Poster presented at GENEVA OHBM 2016!
Dexmedetomidine disrupts local and global communication in large-scale brain networks
Javeria A Hashmi, Marco Loggia, Sheraz Khan, Rafael Vazquez, Jim Rhee, Emery N Brown, Oluwaseun Akeju
Large-scale networks formed by synchronized fluctuations in functional MRI (fMRI) signals show a distinct architecture when observed from the vantage point of complex network analysis and graph theory . Spatial correlations in fMRI signal can be represented by several clusters of connected brain regions representing ‘local networks’. These clusters are in turn connected to each other to form a ‘global network’ primarily though connections between hubs that have both inter and intra-cluster connections. The configuration of these networks is a putative mechanism to explain information dissemination in the brain.
A more precise understanding of the functional roles of these large-scale brain networks may be obtained by studying how network topology changes during altered states of arousal. General anesthetic and sedative drugs are routinely used in the clinical settings to manipulate arousal states, and provide a scientifically valid and clinically relevant approach to study the functional role of topology in large scale brain networks . In a previous study, we have demonstrated how dexmedetomidine, an alpha-2 adrenergic agonist, alters functional connectivity between the thalamus and the default mode network . However, the effects of dexmedetomidine on global brain networks have not been investigated.
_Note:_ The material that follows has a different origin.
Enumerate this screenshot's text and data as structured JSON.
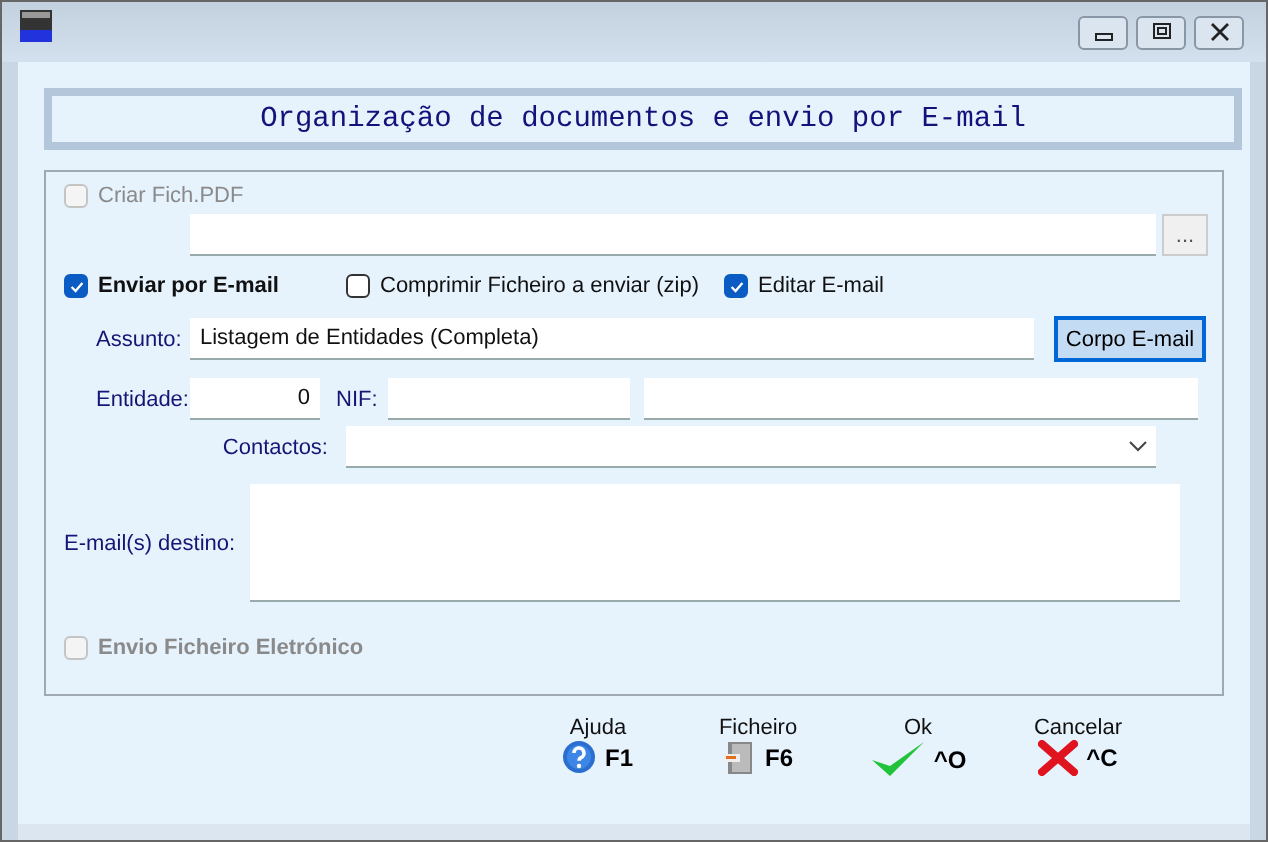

Here we tested how dexmedetomidine effects brain network capacity for efficient information transfer within local and global networks. We hypothesized that anesthesia-induced sedation reduces the local and global efficiency of large-scale brain networks.
Using resting state functional MRI, we imaged the brain of 14 healthy subjects during baseline (awake), dexmedetomidine-induced sedation, and recovery from the dexmedetomidine-induced states . Using a whole-brain network approach, networks were constructed at 6 different network density thresholds from a 131-ROI parcellation . We used the Brain Connectivity Toolbox and custom codes written in MATLAB . Graph metrics were compared with paired t-tests and results were corrected for multiple comparison using FDR (p<0.05).
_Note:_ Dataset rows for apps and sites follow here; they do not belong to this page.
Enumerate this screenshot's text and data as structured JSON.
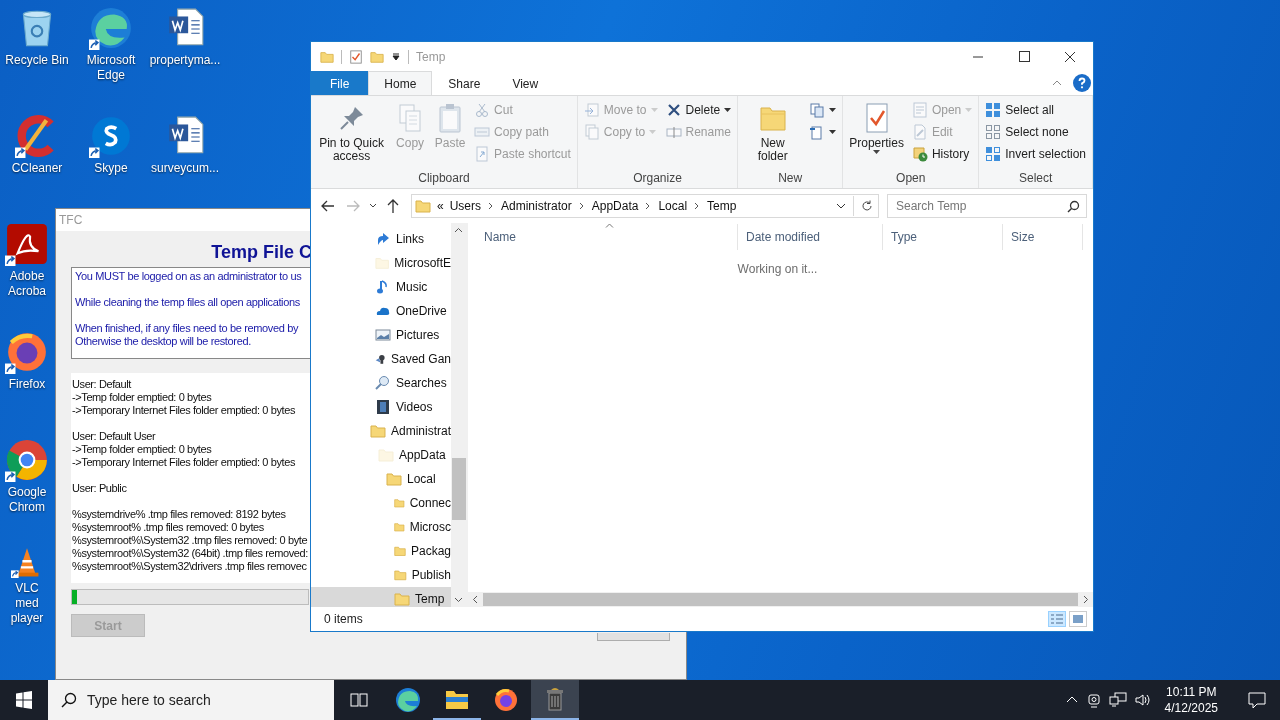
{
  "desktop": {
    "icon_columns": [
      [
        {
          "label": "Recycle Bin"
        },
        {
          "label": "CCleaner"
        },
        {
          "label": "Adobe Acroba"
        },
        {
          "label": "Firefox"
        },
        {
          "label": "Google Chrom"
        },
        {
          "label": "VLC med player"
        }
      ],
      [
        {
          "label": "Microsoft Edge"
        },
        {
          "label": "Skype"
        }
      ],
      [
        {
          "label": "propertyma..."
        },
        {
          "label": "surveycum..."
        }
      ]
    ]
  },
  "tfc_window": {
    "title": "TFC",
    "heading": "Temp File C",
    "notice": [
      "You MUST be logged on as an administrator to us",
      "While cleaning the temp files all open applications",
      "When finished, if any files need to be removed by\nOtherwise the desktop will be restored."
    ],
    "log": [
      "User: Default\n->Temp folder emptied: 0 bytes\n->Temporary Internet Files folder emptied: 0 bytes",
      "User: Default User\n->Temp folder emptied: 0 bytes\n->Temporary Internet Files folder emptied: 0 bytes",
      "User: Public",
      "%systemdrive% .tmp files removed: 8192 bytes\n%systemroot% .tmp files removed: 0 bytes\n%systemroot%\\System32 .tmp files removed: 0 byte\n%systemroot%\\System32 (64bit) .tmp files removed:\n%systemroot%\\System32\\drivers .tmp files removec"
    ],
    "progress": {
      "level": 0.02
    },
    "start_button": {
      "label": "Start",
      "disabled": true
    }
  },
  "explorer": {
    "title": "Temp",
    "tabs": [
      {
        "label": "File",
        "selected": false
      },
      {
        "label": "Home",
        "selected": true
      },
      {
        "label": "Share",
        "selected": false
      },
      {
        "label": "View",
        "selected": false
      }
    ],
    "ribbon": [
      {
        "label": "Clipboard",
        "columns": [
          [
            {
              "kind": "large",
              "label": "Pin to Quick access",
              "disabled": false,
              "dropdown": false
            }
          ],
          [
            {
              "kind": "large",
              "label": "Copy",
              "disabled": true,
              "dropdown": false
            }
          ],
          [
            {
              "kind": "large",
              "label": "Paste",
              "disabled": true,
              "dropdown": false
            }
          ],
          [
            {
              "kind": "small",
              "label": "Cut",
              "disabled": true,
              "dropdown": false
            },
            {
              "kind": "small",
              "label": "Copy path",
              "disabled": true,
              "dropdown": false
            },
            {
              "kind": "small",
              "label": "Paste shortcut",
              "disabled": true,
              "dropdown": false
            }
          ]
        ]
      },
      {
        "label": "Organize",
        "columns": [
          [
            {
              "kind": "small",
              "label": "Move to",
              "disabled": true,
              "dropdown": true
            },
            {
              "kind": "small",
              "label": "Copy to",
              "disabled": true,
              "dropdown": true
            }
          ],
          [
            {
              "kind": "small",
              "label": "Delete",
              "disabled": false,
              "dropdown": true
            },
            {
              "kind": "small",
              "label": "Rename",
              "disabled": true,
              "dropdown": false
            }
          ]
        ]
      },
      {
        "label": "New",
        "columns": [
          [
            {
              "kind": "large",
              "label": "New folder",
              "disabled": false,
              "dropdown": false
            }
          ],
          [
            {
              "kind": "small",
              "disabled": false,
              "dropdown": true
            },
            {
              "kind": "small",
              "disabled": false,
              "dropdown": true
            }
          ]
        ]
      },
      {
        "label": "Open",
        "columns": [
          [
            {
              "kind": "large",
              "label": "Properties",
              "disabled": false,
              "dropdown": true
            }
          ],
          [
            {
              "kind": "small",
              "label": "Open",
              "disabled": true,
              "dropdown": true
            },
            {
              "kind": "small",
              "label": "Edit",
              "disabled": true,
              "dropdown": false
            },
            {
              "kind": "small",
              "label": "History",
              "disabled": false,
              "dropdown": false
            }
          ]
        ]
      },
      {
        "label": "Select",
        "columns": [
          [
            {
              "kind": "small",
              "label": "Select all",
              "disabled": false,
              "dropdown": false
            },
            {
              "kind": "small",
              "label": "Select none",
              "disabled": false,
              "dropdown": false
            },
            {
              "kind": "small",
              "label": "Invert selection",
              "disabled": false,
              "dropdown": false
            }
          ]
        ]
      }
    ],
    "nav": {
      "forward_disabled": true
    },
    "breadcrumb": [
      "«",
      "Users",
      "Administrator",
      "AppData",
      "Local",
      "Temp"
    ],
    "search": {
      "placeholder": "Search Temp"
    },
    "tree": [
      {
        "label": "Links",
        "selected": false,
        "hidden": false
      },
      {
        "label": "MicrosoftE",
        "selected": false,
        "hidden": true
      },
      {
        "label": "Music",
        "selected": false,
        "hidden": false
      },
      {
        "label": "OneDrive",
        "selected": false,
        "hidden": false
      },
      {
        "label": "Pictures",
        "selected": false,
        "hidden": false
      },
      {
        "label": "Saved Gan",
        "selected": false,
        "hidden": false
      },
      {
        "label": "Searches",
        "selected": false,
        "hidden": false
      },
      {
        "label": "Videos",
        "selected": false,
        "hidden": false
      },
      {
        "label": "Administrat",
        "selected": false,
        "hidden": false,
        "children": [
          {
            "label": "AppData",
            "selected": false,
            "hidden": true,
            "children": [
              {
                "label": "Local",
                "selected": false,
                "hidden": false,
                "children": [
                  {
                    "label": "Connec",
                    "selected": false,
                    "hidden": false
                  },
                  {
                    "label": "Microsc",
                    "selected": false,
                    "hidden": false
                  },
                  {
                    "label": "Packag",
                    "selected": false,
                    "hidden": false
                  },
                  {
                    "label": "Publish",
                    "selected": false,
                    "hidden": false
                  },
                  {
                    "label": "Temp",
                    "selected": true,
                    "hidden": false
                  }
                ]
              }
            ]
          }
        ]
      }
    ],
    "columns": [
      "Name",
      "Date modified",
      "Type",
      "Size"
    ],
    "message": "Working on it...",
    "status": "0 items",
    "views": [
      {
        "selected": true
      },
      {
        "selected": false
      }
    ]
  },
  "taskbar": {
    "search": {
      "placeholder": "Type here to search"
    },
    "apps": [
      {
        "active": false,
        "running": false
      },
      {
        "active": false,
        "running": false
      },
      {
        "active": false,
        "running": true
      },
      {
        "active": false,
        "running": false
      },
      {
        "active": true,
        "running": true
      }
    ],
    "time": "10:11 PM",
    "date": "4/12/2025"
  }
}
Our investigations showed that neural communication mediated by synchronizations in slow rsfMRI signals were disrupted during dexmedetomidine-induced sedation. In particular, we found significantly reduced capacity for efficient information transfer within the brain at both a local and a global level in weighted networks during the sedated state. The topological changes were associated with reduced strength of connections (nodal strength) at a global mean level during the sedated state (p<0.05 for all network density thresholds). Importantly, we did not find significant changes in number of connections at a nodal level (degree distribution). As previously reported with sedatives and anesthetics, we also observed reduced connectivity in thalamic , attention networks  and default-mode networks, however, our global network approach also showed reduced functional connectivity within and between all resting state networks. The most robust change was observed for subcortical connections with multimodal networks, and for sensory connections with language/memory processing networks.
Our findings are the first to demonstrate that sedation induced with dexmedetomidine significantly disrupts the capacity for efficient information transfer at a local and a global scale. By using a global network approach, we have found that the effects of dexmedetomidine are not specific to a particular network; instead, connectivity was reduced both within and between several resting state networks.
DAL PAIN NETWORK MEETING 2016
As part of Dal Pain Day, the NetPhys Lab presented a poster and attended talks by Dr. Irene Tracey from Oxford University. We had a lovely and informative day from 7am Grand Rounds to an informal dinner at the end of the night.
Taking a look at some research at the poster presentation session during Dal Pain Day.